Each line shown below should be copied exactly.
---
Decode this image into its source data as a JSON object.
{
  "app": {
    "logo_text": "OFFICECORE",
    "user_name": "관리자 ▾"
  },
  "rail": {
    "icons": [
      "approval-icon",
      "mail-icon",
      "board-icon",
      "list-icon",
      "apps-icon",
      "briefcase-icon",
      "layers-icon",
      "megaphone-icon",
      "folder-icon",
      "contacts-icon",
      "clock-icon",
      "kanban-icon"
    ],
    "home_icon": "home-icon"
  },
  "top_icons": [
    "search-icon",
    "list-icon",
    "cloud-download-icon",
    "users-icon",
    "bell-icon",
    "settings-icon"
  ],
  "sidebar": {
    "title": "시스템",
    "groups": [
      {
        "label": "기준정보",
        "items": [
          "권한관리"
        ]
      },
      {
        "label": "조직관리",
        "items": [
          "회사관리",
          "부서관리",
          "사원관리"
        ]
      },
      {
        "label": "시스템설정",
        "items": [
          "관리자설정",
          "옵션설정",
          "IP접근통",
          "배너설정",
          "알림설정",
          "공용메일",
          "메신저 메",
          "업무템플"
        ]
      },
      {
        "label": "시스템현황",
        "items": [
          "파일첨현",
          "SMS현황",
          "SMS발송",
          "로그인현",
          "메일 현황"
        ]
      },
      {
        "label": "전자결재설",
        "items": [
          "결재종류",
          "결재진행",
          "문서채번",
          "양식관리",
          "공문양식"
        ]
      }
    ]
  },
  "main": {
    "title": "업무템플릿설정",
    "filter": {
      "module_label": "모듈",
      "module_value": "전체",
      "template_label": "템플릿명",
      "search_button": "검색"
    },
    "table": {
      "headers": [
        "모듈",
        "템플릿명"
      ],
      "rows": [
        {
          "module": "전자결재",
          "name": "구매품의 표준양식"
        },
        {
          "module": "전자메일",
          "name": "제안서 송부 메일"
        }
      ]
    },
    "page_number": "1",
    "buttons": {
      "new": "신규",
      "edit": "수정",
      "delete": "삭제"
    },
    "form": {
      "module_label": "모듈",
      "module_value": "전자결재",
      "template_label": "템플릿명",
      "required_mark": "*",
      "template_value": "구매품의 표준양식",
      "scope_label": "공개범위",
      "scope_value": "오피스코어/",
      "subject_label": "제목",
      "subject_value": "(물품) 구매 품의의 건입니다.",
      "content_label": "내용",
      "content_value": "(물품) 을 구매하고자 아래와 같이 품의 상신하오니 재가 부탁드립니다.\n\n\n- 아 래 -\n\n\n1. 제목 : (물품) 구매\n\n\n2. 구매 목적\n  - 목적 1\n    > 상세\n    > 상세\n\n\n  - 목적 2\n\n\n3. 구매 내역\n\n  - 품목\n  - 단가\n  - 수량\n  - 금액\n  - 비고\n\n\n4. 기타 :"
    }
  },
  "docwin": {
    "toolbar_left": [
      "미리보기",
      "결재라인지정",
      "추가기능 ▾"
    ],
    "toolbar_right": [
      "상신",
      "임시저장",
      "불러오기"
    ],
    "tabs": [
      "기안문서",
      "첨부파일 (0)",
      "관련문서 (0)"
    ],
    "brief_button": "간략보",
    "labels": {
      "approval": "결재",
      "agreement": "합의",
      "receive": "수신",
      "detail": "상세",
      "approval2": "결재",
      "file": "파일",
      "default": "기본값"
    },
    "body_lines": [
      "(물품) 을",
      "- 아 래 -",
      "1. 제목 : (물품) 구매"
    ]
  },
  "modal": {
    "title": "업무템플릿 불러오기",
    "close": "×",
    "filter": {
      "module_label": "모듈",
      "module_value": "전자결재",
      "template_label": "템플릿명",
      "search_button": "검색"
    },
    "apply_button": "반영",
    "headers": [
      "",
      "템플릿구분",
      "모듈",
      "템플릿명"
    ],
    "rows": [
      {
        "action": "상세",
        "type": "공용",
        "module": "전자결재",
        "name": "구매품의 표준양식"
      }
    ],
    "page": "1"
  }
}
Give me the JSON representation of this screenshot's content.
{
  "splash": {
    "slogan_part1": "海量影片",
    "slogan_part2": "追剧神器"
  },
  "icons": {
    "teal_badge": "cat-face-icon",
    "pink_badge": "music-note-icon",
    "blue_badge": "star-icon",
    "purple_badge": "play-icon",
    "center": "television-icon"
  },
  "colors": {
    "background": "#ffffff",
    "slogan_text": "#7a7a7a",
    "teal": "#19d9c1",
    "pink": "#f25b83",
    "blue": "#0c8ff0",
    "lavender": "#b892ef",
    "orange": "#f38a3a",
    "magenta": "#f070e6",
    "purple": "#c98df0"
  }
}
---
■ Response to the task:
Decode this image into its source data as a JSON object.
{
  "app": {
    "logo_text": "OFFICECORE",
    "user_name": "관리자 ▾"
  },
  "rail": {
    "icons": [
      "approval-icon",
      "mail-icon",
      "board-icon",
      "list-icon",
      "apps-icon",
      "briefcase-icon",
      "layers-icon",
      "megaphone-icon",
      "folder-icon",
      "contacts-icon",
      "clock-icon",
      "kanban-icon"
    ],
    "home_icon": "home-icon"
  },
  "top_icons": [
    "search-icon",
    "list-icon",
    "cloud-download-icon",
    "users-icon",
    "bell-icon",
    "settings-icon"
  ],
  "sidebar": {
    "title": "시스템",
    "groups": [
      {
        "label": "기준정보",
        "items": [
          "권한관리"
        ]
      },
      {
        "label": "조직관리",
        "items": [
          "회사관리",
          "부서관리",
          "사원관리"
        ]
      },
      {
        "label": "시스템설정",
        "items": [
          "관리자설정",
          "옵션설정",
          "IP접근통",
          "배너설정",
          "알림설정",
          "공용메일",
          "메신저 메",
          "업무템플"
        ]
      },
      {
        "label": "시스템현황",
        "items": [
          "파일첨현",
          "SMS현황",
          "SMS발송",
          "로그인현",
          "메일 현황"
        ]
      },
      {
        "label": "전자결재설",
        "items": [
          "결재종류",
          "결재진행",
          "문서채번",
          "양식관리",
          "공문양식"
        ]
      }
    ]
  },
  "main": {
    "title": "업무템플릿설정",
    "filter": {
      "module_label": "모듈",
      "module_value": "전체",
      "template_label": "템플릿명",
      "search_button": "검색"
    },
    "table": {
      "headers": [
        "모듈",
        "템플릿명"
      ],
      "rows": [
        {
          "module": "전자결재",
          "name": "구매품의 표준양식"
        },
        {
          "module": "전자메일",
          "name": "제안서 송부 메일"
        }
      ]
    },
    "page_number": "1",
    "buttons": {
      "new": "신규",
      "edit": "수정",
      "delete": "삭제"
    },
    "form": {
      "module_label": "모듈",
      "module_value": "전자결재",
      "template_label": "템플릿명",
      "required_mark": "*",
      "template_value": "구매품의 표준양식",
      "scope_label": "공개범위",
      "scope_value": "오피스코어/",
      "subject_label": "제목",
      "subject_value": "(물품) 구매 품의의 건입니다.",
      "content_label": "내용",
      "content_value": "(물품) 을 구매하고자 아래와 같이 품의 상신하오니 재가 부탁드립니다.\n\n\n- 아 래 -\n\n\n1. 제목 : (물품) 구매\n\n\n2. 구매 목적\n  - 목적 1\n    > 상세\n    > 상세\n\n\n  - 목적 2\n\n\n3. 구매 내역\n\n  - 품목\n  - 단가\n  - 수량\n  - 금액\n  - 비고\n\n\n4. 기타 :"
    }
  },
  "docwin": {
    "toolbar_left": [
      "미리보기",
      "결재라인지정",
      "추가기능 ▾"
    ],
    "toolbar_right": [
      "상신",
      "임시저장",
      "불러오기"
    ],
    "tabs": [
      "기안문서",
      "첨부파일 (0)",
      "관련문서 (0)"
    ],
    "brief_button": "간략보",
    "labels": {
      "approval": "결재",
      "agreement": "합의",
      "receive": "수신",
      "detail": "상세",
      "approval2": "결재",
      "file": "파일",
      "default": "기본값"
    },
    "body_lines": [
      "(물품) 을",
      "- 아 래 -",
      "1. 제목 : (물품) 구매"
    ]
  },
  "modal": {
    "title": "업무템플릿 불러오기",
    "close": "×",
    "filter": {
      "module_label": "모듈",
      "module_value": "전자결재",
      "template_label": "템플릿명",
      "search_button": "검색"
    },
    "apply_button": "반영",
    "headers": [
      "",
      "템플릿구분",
      "모듈",
      "템플릿명"
    ],
    "rows": [
      {
        "action": "상세",
        "type": "공용",
        "module": "전자결재",
        "name": "구매품의 표준양식"
      }
    ],
    "page": "1"
  }
}
Give me the JSON representation of this screenshot's content.
{
  "splash": {
    "slogan_part1": "海量影片",
    "slogan_part2": "追剧神器"
  },
  "icons": {
    "teal_badge": "cat-face-icon",
    "pink_badge": "music-note-icon",
    "blue_badge": "star-icon",
    "purple_badge": "play-icon",
    "center": "television-icon"
  },
  "colors": {
    "background": "#ffffff",
    "slogan_text": "#7a7a7a",
    "teal": "#19d9c1",
    "pink": "#f25b83",
    "blue": "#0c8ff0",
    "lavender": "#b892ef",
    "orange": "#f38a3a",
    "magenta": "#f070e6",
    "purple": "#c98df0"
  }
}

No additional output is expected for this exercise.